# Task prompt
Look through the listing below, and wherever a line has the string "true", copy it.

# Data supplied
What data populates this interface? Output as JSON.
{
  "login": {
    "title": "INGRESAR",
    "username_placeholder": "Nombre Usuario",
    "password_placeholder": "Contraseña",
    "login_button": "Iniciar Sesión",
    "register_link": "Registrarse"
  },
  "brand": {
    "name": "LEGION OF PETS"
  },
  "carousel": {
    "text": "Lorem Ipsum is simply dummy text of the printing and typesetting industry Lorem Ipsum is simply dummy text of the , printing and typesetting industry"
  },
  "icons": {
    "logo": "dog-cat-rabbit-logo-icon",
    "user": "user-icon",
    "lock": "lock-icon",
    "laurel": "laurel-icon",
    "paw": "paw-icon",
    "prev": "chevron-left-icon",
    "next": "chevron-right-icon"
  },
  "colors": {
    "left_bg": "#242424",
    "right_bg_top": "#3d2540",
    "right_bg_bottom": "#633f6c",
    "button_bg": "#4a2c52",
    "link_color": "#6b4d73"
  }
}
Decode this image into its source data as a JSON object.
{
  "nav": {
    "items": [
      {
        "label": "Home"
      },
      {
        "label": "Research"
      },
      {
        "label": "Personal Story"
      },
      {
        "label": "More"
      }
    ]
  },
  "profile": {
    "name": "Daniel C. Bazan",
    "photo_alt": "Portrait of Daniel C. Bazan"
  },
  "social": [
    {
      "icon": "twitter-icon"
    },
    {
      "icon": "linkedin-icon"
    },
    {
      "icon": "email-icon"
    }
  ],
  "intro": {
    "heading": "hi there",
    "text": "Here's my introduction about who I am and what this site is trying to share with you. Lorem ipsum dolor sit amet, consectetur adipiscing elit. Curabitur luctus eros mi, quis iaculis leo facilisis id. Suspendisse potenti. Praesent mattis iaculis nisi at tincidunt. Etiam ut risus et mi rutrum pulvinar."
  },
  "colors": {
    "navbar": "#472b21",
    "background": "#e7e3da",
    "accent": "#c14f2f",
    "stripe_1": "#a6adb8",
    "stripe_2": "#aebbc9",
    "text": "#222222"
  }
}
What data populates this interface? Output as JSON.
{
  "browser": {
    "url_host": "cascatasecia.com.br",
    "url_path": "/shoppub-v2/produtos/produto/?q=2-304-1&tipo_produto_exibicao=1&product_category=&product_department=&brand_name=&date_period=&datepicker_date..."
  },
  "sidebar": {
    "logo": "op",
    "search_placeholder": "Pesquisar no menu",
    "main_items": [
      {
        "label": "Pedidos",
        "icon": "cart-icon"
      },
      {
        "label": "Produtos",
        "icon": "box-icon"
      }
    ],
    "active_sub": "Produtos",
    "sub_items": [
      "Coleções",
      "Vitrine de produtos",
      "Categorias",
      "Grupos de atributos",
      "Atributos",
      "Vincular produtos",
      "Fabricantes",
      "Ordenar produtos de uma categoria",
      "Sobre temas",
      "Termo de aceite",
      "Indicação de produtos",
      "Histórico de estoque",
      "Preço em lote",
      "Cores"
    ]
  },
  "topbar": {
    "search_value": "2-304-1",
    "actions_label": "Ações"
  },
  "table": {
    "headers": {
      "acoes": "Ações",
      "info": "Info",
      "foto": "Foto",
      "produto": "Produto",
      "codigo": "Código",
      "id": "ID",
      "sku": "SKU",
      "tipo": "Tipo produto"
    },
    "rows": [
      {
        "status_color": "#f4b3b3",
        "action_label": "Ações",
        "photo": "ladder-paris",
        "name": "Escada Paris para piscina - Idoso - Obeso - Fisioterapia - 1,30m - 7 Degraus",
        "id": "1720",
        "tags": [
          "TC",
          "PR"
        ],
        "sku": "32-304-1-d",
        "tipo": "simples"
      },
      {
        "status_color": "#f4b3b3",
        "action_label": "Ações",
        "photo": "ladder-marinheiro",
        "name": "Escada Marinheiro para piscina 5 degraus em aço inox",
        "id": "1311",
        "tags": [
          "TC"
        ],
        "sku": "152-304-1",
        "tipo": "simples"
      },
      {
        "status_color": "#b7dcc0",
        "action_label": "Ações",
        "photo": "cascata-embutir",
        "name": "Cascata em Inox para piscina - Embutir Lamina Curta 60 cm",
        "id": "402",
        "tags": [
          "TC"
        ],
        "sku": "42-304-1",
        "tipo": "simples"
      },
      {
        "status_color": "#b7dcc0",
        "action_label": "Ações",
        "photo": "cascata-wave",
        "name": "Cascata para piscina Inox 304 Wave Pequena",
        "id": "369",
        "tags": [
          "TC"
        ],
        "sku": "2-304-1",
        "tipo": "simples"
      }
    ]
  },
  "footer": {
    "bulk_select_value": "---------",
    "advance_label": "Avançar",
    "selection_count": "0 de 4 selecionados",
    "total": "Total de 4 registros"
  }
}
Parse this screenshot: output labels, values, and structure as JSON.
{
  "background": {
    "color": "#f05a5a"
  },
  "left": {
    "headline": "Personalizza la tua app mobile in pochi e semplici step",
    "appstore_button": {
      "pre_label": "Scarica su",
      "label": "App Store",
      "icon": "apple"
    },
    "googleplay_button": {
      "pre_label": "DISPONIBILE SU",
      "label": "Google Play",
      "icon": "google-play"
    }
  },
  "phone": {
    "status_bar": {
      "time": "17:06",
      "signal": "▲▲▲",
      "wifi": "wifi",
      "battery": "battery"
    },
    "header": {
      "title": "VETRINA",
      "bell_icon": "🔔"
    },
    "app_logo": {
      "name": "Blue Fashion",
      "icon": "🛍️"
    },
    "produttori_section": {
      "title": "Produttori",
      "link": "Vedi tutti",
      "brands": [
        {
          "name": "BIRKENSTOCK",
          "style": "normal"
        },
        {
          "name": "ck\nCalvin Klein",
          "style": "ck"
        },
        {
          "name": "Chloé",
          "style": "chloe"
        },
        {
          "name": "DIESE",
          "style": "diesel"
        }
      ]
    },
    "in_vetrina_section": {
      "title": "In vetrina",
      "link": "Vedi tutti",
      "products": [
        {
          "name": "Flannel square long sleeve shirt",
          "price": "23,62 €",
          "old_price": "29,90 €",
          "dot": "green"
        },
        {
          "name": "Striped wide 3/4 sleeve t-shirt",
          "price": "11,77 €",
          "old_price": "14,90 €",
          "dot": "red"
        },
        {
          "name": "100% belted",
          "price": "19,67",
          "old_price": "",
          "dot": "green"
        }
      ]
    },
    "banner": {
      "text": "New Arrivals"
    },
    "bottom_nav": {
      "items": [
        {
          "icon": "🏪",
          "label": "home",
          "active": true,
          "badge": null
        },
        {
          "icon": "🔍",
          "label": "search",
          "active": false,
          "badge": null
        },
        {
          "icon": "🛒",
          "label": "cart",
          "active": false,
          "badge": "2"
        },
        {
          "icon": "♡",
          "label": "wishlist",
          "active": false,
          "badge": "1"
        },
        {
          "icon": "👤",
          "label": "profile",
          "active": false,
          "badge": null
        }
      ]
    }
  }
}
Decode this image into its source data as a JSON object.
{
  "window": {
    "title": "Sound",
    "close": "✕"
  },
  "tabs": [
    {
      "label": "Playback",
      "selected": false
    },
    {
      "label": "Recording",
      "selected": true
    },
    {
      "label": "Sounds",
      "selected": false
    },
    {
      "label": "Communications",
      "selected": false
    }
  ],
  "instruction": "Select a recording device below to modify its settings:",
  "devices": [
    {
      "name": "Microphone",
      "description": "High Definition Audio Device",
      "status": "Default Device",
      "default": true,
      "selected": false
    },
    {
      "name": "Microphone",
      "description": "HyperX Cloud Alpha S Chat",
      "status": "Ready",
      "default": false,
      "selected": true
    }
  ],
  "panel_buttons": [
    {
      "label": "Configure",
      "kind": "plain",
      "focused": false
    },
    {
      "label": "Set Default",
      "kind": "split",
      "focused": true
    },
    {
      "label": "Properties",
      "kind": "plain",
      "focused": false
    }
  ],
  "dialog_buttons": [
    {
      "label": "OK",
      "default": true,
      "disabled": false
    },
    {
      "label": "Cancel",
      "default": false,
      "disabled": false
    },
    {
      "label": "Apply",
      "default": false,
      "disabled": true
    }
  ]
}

# Response to this task
          "active": true,
      "selected": true
      "default": true,
      "selected": true
      "focused": true
      "default": true,
      "disabled": true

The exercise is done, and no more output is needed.